College admissions officers and advocates for changing college entrance processes say they are concerned that many high-school students are doing brief stints of charity work to beef up their college applications, writes columnist Frank Bruni in The New York Times.
The charity work often comes in the from of brief “mission trips” to a third-world country in which students work on projects such as repairing a library or school — sometimes for as little as a week. Some report that affluent parents have even started paying to establish AIDS clinics or orphanages for their children to work in, Mr. Bruni writes. Students have even started their own nonprofits to demonstrate leadership skills, reports Mr. Bruni, showing that they can more efficiently tackle a problem bettern than many traditional charities.
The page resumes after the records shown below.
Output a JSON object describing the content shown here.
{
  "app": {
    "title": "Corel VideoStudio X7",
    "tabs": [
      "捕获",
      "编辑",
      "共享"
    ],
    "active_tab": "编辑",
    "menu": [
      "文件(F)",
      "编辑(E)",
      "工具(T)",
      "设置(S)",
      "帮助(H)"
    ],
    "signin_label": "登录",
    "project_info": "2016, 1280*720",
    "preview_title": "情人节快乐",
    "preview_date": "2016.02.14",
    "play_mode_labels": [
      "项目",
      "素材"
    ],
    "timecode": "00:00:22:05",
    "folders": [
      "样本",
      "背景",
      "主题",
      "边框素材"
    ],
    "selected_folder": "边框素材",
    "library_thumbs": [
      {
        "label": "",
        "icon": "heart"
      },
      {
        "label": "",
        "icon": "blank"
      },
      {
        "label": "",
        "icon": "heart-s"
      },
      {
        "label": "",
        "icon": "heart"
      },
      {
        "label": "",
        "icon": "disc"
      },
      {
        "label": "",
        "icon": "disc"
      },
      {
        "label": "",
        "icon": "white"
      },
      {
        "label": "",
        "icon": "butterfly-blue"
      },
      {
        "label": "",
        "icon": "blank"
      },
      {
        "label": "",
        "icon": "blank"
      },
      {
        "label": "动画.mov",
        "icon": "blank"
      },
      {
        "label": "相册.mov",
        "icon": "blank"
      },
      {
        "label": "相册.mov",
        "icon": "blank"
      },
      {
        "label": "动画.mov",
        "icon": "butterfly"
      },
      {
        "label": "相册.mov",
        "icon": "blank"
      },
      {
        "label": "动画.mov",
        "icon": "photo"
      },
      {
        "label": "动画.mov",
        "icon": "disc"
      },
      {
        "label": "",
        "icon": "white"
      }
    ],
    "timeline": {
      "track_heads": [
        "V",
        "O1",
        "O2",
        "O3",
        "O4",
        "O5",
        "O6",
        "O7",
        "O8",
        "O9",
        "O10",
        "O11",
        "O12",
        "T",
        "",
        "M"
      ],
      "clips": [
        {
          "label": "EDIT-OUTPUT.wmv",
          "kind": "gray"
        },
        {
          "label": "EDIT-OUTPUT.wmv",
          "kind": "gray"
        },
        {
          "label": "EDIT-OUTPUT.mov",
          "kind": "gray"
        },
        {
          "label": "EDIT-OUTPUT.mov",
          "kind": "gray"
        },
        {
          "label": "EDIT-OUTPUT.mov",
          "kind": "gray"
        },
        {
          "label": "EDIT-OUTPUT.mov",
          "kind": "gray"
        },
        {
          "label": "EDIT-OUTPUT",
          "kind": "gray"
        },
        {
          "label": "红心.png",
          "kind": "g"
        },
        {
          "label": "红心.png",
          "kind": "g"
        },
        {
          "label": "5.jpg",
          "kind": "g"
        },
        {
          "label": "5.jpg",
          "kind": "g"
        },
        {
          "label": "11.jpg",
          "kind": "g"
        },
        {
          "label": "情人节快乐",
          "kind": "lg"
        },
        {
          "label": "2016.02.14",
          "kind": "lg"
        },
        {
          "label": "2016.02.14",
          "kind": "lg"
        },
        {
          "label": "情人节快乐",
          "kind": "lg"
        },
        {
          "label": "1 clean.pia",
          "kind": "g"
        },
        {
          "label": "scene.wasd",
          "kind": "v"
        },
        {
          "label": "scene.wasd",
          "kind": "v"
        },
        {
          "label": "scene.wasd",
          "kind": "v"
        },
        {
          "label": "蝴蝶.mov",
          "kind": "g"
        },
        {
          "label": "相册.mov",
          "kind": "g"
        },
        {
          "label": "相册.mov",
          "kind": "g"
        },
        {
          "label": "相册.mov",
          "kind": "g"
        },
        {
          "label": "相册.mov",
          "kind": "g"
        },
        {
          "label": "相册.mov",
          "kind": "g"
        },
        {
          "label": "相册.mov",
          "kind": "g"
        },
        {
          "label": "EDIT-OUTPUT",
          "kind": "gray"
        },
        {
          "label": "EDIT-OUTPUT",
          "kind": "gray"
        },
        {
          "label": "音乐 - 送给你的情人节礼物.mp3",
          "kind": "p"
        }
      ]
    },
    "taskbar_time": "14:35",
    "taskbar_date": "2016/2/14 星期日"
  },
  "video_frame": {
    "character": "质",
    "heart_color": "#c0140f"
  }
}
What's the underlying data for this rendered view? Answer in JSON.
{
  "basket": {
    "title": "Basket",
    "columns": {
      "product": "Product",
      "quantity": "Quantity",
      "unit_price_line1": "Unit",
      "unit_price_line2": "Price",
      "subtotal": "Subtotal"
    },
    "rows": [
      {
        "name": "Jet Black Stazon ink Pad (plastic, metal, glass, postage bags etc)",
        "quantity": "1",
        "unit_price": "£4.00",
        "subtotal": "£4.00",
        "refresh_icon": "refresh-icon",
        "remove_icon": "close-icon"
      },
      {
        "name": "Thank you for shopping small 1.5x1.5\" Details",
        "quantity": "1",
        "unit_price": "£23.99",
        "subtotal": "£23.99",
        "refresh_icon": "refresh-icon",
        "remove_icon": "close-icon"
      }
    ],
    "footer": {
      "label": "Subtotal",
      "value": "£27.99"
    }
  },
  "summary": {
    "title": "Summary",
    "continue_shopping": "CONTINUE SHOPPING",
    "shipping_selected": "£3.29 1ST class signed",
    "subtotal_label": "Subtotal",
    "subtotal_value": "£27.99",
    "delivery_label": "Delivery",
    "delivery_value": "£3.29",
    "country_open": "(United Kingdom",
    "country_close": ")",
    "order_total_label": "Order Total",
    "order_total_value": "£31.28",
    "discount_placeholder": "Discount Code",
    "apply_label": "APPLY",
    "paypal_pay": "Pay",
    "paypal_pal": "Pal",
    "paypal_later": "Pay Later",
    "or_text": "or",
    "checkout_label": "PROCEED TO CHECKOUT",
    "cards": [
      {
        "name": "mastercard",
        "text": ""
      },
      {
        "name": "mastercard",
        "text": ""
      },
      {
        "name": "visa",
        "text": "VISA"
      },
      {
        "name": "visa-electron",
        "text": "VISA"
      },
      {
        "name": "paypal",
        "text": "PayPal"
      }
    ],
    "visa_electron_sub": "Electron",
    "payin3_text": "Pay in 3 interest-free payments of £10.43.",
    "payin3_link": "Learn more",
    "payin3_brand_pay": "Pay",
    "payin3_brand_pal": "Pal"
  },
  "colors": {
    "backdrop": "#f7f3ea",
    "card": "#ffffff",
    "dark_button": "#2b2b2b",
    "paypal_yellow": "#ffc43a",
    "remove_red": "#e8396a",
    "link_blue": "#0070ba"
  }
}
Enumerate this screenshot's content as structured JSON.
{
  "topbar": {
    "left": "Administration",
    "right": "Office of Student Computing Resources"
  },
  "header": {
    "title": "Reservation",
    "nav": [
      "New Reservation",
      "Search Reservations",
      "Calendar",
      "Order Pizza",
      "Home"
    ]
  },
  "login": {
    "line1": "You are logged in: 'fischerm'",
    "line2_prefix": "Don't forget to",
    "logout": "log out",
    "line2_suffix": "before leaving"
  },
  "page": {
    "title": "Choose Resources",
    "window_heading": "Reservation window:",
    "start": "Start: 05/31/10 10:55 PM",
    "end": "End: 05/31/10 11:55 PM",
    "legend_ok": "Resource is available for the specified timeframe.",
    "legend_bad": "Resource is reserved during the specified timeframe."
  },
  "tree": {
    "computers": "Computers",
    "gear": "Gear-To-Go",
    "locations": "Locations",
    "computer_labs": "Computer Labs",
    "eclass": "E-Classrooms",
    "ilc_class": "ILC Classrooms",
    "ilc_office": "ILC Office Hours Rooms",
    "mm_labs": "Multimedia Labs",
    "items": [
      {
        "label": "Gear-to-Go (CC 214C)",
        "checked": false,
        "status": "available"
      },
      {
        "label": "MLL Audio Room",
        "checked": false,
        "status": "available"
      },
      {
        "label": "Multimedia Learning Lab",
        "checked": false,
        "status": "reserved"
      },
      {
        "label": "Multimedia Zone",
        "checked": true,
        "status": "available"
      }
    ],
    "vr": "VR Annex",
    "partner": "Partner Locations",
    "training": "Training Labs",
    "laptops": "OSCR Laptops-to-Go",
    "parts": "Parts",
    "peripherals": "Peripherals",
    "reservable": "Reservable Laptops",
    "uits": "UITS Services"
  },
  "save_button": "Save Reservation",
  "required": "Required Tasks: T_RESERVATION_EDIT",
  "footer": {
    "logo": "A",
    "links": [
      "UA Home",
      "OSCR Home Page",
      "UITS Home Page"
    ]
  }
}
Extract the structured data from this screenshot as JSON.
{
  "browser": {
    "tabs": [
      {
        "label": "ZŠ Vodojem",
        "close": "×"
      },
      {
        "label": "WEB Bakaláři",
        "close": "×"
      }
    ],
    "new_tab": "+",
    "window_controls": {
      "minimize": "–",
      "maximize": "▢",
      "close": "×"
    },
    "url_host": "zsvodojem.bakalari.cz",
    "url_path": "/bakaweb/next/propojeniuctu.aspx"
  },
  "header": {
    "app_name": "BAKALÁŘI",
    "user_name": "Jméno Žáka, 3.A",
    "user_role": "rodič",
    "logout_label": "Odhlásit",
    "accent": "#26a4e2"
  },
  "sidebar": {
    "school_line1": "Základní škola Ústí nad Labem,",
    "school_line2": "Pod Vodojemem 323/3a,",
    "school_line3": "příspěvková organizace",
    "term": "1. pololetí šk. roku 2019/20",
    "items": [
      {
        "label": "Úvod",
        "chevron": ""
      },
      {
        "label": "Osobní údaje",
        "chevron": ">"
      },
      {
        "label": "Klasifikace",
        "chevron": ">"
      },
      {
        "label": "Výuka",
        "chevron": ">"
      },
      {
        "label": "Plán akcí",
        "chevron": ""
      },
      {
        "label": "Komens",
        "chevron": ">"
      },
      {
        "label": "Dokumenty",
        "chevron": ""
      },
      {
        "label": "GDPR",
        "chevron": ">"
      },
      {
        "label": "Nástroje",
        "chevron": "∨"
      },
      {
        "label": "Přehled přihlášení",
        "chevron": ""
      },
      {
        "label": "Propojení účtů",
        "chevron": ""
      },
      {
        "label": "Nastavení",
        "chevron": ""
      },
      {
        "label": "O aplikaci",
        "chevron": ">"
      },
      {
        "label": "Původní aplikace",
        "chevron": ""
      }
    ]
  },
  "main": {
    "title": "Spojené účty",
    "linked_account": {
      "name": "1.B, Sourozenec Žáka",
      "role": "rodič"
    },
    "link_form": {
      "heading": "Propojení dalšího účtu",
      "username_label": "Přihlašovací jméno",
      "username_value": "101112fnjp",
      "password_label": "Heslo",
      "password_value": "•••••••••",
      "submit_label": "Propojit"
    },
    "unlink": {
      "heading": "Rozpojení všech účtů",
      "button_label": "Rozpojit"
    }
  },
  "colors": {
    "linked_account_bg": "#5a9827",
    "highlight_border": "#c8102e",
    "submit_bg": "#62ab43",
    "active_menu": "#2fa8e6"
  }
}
While many of such projects are undertaken with good intentions, Mr. Bruni writes that there’s a “potential to create strange habits and values in the students” by “telling them that success is a matter of superficial packaging and checking off the right boxes at the right time.” He writes that there are many opportunities to volunteer at home, adding that many admissions officers are simply looking for students who can reflect on their experiences meaningfully.